Copyright 1999 by Donald R. Tveter, http://www.dontveter.com, commercial use is prohibited. This material cannot be quoted at length or posted elsewhere on the net or included in CD ROM collections. Short quotations are permitted provided proper attribution is given.
My recommendation: don't worry too much about the definitions at this point in time. First we need to find out EXACTLY what people are doing when they show intelligence, are thinking, are understanding, ... and then the definitions will be obvious. The problem now is that many people have already assumed different theories to be TRUE and all the disputes occur because of which theory they hold to be dear. For instance, some people currently BELIEVE that thinking is a form of digital computing and they produce definitions of these terms based on that BELIEF. Other people BELIEVE that thinking is a form of neural computing that cannot be exactly duplicated by a digital computer, this leads to other definitions for these terms. Other people BELIEVE that thinking is a form of quantum computing and this leads to yet other definitions. Another BELIEF is that there is a human soul and no machine will be able to duplicate what a soul can do thus machines will never be equivalent to people. And so on and so on. This introduces the next question in this document where the issue is to determine when the job is finished, that is when will we know EXACTLY what people are doing so we can compare it with what the machines do?
Whenever I've mentioned that we need to find out EXACTLY what people are doing I get the criticism that that is not necessary because we really want and should be able to build intelligent systems without knowing how people operate. That is, we don't need machines as flawed, emotional and unpredictable as human beings, we want and need better than that. My counterarguments are first that it would help a lot to know how people REALLY DO operate so we can do much the same thing in an artificial system, the artificial system would not have to operate EXACTLY as people do, but the clues you get are really priceless.

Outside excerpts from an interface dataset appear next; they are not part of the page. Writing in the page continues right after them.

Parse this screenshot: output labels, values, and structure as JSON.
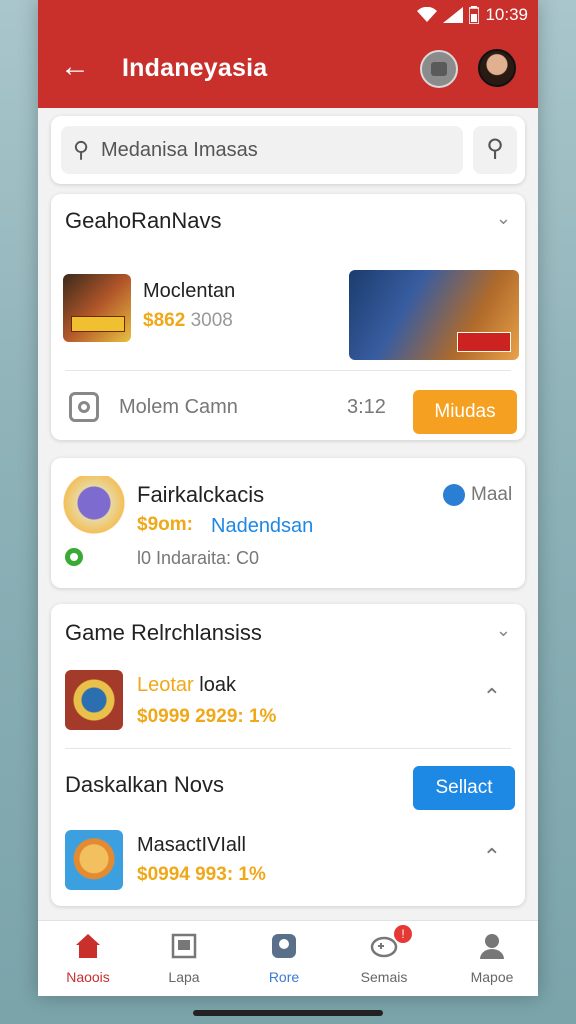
{
  "status": {
    "time": "10:39"
  },
  "appbar": {
    "title": "Indaneyasia"
  },
  "search": {
    "placeholder": "Medanisa Imasas"
  },
  "section1": {
    "title": "GeahoRanNavs",
    "item": {
      "name": "Moclentan",
      "price": "$862",
      "price_rest": "3008"
    },
    "footer": {
      "label": "Molem Camn",
      "value": "3:12",
      "button": "Miudas"
    }
  },
  "section2": {
    "title": "Fairkalckacis",
    "price": "$9om:",
    "subtitle": "Nadendsan",
    "meta": "l0 Indaraita: C0",
    "side_label": "Maal"
  },
  "section3": {
    "title": "Game Relrchlansiss",
    "item1": {
      "name_a": "Leotar",
      "name_b": "loak",
      "price": "$0999 2929: 1%"
    },
    "subtitle": "Daskalkan Novs",
    "select_button": "Sellact",
    "item2": {
      "name": "MasactIVIall",
      "price": "$0994 993: 1%"
    }
  },
  "nav": {
    "items": [
      {
        "label": "Naoois"
      },
      {
        "label": "Lapa"
      },
      {
        "label": "Rore"
      },
      {
        "label": "Semais",
        "badge": "!"
      },
      {
        "label": "Mapoe"
      }
    ]
  },
  "colors": {
    "primary": "#c9302c",
    "accent_orange": "#f5a020",
    "accent_blue": "#1e88e5",
    "price_gold": "#f0a818"
  }
}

I suspect too, that if we do manage to create a "better" artificial intelligence, without human emotions and human flaws then its flaw will be that it cannot understand much of the world including the people who created it thus while it would be valuable in some ways it will be a failure in other ways.
Second if we make machines better in some ways than people that will certainly be fine but if we're going to answer the "What is" questions we do need to know EXACTLY what people are doing so we can determine if what the machine is doing is so close that we should apply the words, "understanding", "thinking", "creativity" and so on to what the machine does.